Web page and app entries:
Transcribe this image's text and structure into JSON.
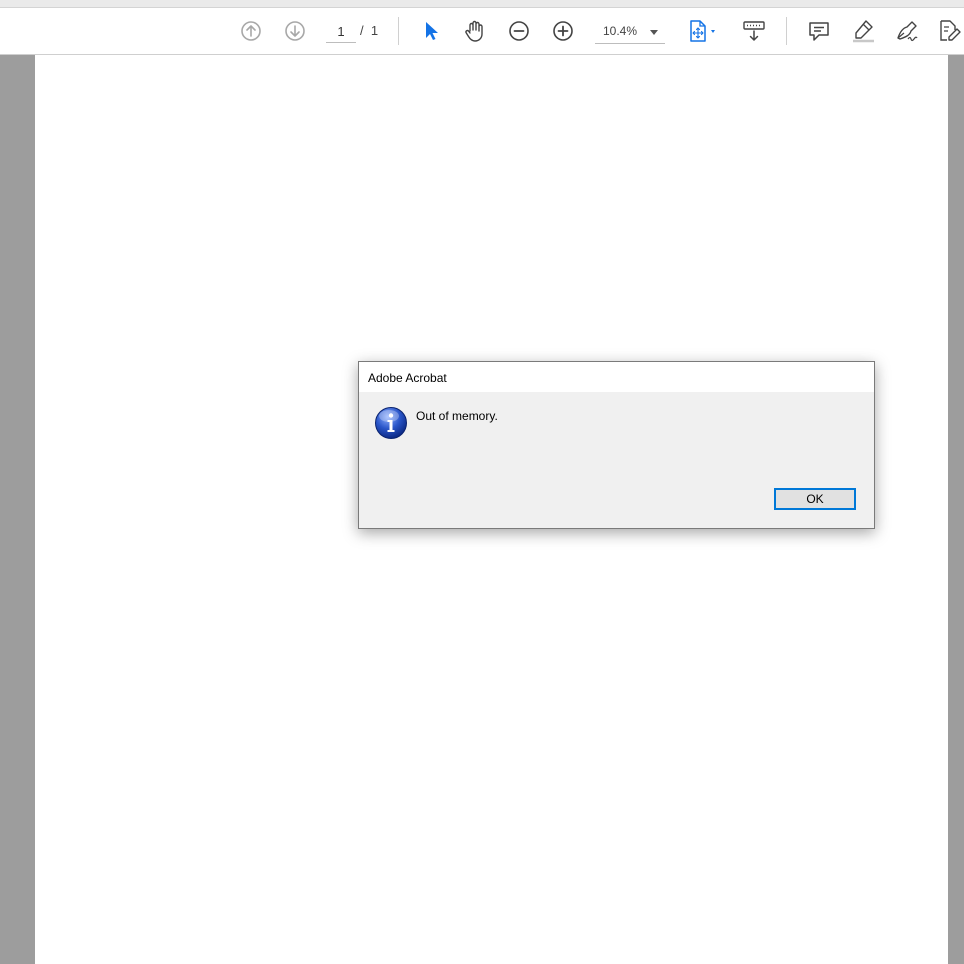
{
  "toolbar": {
    "page_current": "1",
    "page_total": "/  1",
    "zoom_value": "10.4%",
    "icons": [
      "prev-page-icon",
      "next-page-icon",
      "select-tool-icon",
      "hand-tool-icon",
      "zoom-out-icon",
      "zoom-in-icon",
      "page-fit-icon",
      "scroll-mode-icon",
      "comment-icon",
      "highlight-icon",
      "sign-icon",
      "edit-icon"
    ],
    "colors": {
      "accent": "#1473e6",
      "icon_gray": "#555555",
      "icon_disabled": "#a8a8a8"
    }
  },
  "dialog": {
    "title": "Adobe Acrobat",
    "message": "Out of memory.",
    "ok_label": "OK",
    "icon": "info-icon",
    "colors": {
      "focus_border": "#0078d7",
      "info_blue": "#1f4fbf"
    }
  }
}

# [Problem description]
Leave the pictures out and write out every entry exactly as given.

# [Written answer]
Transcribe this image's text and structure into JSON.
{
  "toolbar": {
    "page_current": "1",
    "page_total": "/  1",
    "zoom_value": "10.4%",
    "icons": [
      "prev-page-icon",
      "next-page-icon",
      "select-tool-icon",
      "hand-tool-icon",
      "zoom-out-icon",
      "zoom-in-icon",
      "page-fit-icon",
      "scroll-mode-icon",
      "comment-icon",
      "highlight-icon",
      "sign-icon",
      "edit-icon"
    ],
    "colors": {
      "accent": "#1473e6",
      "icon_gray": "#555555",
      "icon_disabled": "#a8a8a8"
    }
  },
  "dialog": {
    "title": "Adobe Acrobat",
    "message": "Out of memory.",
    "ok_label": "OK",
    "icon": "info-icon",
    "colors": {
      "focus_border": "#0078d7",
      "info_blue": "#1f4fbf"
    }
  }
}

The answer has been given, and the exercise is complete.